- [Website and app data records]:
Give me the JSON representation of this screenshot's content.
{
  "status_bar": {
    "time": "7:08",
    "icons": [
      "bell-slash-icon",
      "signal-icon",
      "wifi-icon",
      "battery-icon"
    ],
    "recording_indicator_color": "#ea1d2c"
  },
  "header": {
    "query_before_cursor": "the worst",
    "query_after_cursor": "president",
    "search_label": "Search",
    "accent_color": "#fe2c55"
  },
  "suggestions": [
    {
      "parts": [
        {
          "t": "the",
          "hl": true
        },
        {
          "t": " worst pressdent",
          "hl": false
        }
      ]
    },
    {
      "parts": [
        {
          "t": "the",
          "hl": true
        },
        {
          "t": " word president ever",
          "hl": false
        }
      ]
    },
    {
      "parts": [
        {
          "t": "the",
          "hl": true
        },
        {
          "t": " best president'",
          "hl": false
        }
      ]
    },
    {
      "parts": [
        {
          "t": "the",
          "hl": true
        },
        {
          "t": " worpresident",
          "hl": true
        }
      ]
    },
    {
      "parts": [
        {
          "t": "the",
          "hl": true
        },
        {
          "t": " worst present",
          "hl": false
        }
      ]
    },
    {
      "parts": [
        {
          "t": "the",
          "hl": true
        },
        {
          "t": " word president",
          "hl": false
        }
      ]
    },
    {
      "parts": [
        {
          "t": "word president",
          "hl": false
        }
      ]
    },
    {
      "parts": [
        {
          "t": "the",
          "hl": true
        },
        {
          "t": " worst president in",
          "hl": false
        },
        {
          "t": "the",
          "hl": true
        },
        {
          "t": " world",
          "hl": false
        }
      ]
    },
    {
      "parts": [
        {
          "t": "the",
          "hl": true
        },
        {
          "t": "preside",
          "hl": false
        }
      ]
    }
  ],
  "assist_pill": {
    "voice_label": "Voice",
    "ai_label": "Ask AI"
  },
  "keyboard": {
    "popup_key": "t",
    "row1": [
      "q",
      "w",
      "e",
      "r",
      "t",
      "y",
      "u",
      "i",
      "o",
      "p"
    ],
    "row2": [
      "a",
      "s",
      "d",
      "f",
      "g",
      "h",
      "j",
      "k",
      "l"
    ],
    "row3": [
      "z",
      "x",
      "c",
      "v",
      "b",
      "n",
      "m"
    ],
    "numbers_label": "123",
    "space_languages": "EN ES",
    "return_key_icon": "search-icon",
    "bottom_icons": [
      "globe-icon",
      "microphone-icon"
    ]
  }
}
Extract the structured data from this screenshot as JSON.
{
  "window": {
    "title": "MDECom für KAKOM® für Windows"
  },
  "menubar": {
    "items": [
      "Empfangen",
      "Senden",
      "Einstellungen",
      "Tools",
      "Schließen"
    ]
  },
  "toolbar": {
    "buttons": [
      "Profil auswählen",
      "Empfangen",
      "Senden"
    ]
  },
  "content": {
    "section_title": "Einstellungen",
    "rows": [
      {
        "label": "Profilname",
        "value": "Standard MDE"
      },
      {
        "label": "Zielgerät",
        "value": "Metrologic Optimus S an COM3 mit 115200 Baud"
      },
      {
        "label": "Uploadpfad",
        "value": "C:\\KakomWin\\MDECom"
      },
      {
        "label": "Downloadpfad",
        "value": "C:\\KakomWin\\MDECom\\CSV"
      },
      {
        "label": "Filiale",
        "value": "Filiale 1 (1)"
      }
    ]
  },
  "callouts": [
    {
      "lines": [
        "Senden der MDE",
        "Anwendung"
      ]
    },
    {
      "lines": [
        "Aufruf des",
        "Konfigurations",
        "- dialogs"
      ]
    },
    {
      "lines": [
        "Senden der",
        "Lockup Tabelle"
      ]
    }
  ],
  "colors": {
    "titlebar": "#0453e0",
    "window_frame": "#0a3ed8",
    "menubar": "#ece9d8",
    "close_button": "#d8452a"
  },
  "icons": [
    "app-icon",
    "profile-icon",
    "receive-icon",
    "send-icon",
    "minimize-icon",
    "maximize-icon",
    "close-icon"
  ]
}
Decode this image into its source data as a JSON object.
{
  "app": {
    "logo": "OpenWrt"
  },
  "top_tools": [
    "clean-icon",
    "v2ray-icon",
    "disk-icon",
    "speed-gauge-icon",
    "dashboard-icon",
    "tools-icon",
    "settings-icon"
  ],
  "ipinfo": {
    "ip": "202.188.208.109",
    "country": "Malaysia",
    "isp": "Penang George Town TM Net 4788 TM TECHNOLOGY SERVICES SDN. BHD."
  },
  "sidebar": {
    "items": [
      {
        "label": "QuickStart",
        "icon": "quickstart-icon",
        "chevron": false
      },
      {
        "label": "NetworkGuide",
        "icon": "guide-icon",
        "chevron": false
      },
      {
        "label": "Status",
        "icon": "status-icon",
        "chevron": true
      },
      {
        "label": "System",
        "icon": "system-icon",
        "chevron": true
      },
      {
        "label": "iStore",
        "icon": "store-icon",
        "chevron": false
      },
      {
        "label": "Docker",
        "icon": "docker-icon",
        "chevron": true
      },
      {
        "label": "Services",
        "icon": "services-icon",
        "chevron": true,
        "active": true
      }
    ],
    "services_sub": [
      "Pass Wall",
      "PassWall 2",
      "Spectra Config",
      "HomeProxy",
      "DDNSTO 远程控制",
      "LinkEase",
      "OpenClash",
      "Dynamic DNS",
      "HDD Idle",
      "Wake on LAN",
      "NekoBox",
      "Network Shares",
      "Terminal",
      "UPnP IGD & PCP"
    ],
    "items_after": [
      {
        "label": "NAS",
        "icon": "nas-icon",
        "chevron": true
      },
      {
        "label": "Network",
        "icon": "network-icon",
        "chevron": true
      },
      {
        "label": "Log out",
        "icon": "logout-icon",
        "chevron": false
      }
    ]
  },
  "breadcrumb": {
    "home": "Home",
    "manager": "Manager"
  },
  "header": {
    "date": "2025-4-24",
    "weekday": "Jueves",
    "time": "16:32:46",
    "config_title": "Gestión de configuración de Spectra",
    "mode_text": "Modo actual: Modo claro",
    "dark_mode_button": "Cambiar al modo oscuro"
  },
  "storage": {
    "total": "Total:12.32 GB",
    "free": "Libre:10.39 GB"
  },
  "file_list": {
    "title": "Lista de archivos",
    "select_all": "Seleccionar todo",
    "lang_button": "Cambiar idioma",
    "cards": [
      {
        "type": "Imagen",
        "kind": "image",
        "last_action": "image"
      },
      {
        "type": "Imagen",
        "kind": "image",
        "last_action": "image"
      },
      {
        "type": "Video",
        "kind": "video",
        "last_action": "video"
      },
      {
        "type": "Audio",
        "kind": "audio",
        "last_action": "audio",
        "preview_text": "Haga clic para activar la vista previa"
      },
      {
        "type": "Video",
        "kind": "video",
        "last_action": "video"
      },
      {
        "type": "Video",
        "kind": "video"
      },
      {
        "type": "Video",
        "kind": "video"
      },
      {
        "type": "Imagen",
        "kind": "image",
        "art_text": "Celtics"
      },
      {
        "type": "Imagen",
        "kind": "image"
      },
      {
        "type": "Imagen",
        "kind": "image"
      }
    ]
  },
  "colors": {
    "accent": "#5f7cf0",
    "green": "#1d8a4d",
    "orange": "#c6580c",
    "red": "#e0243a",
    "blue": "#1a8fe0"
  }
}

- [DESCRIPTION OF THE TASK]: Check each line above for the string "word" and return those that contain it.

- [SOLUTION BELOW]:
          "t": " word president ever",
          "t": " word president",
          "t": "word president",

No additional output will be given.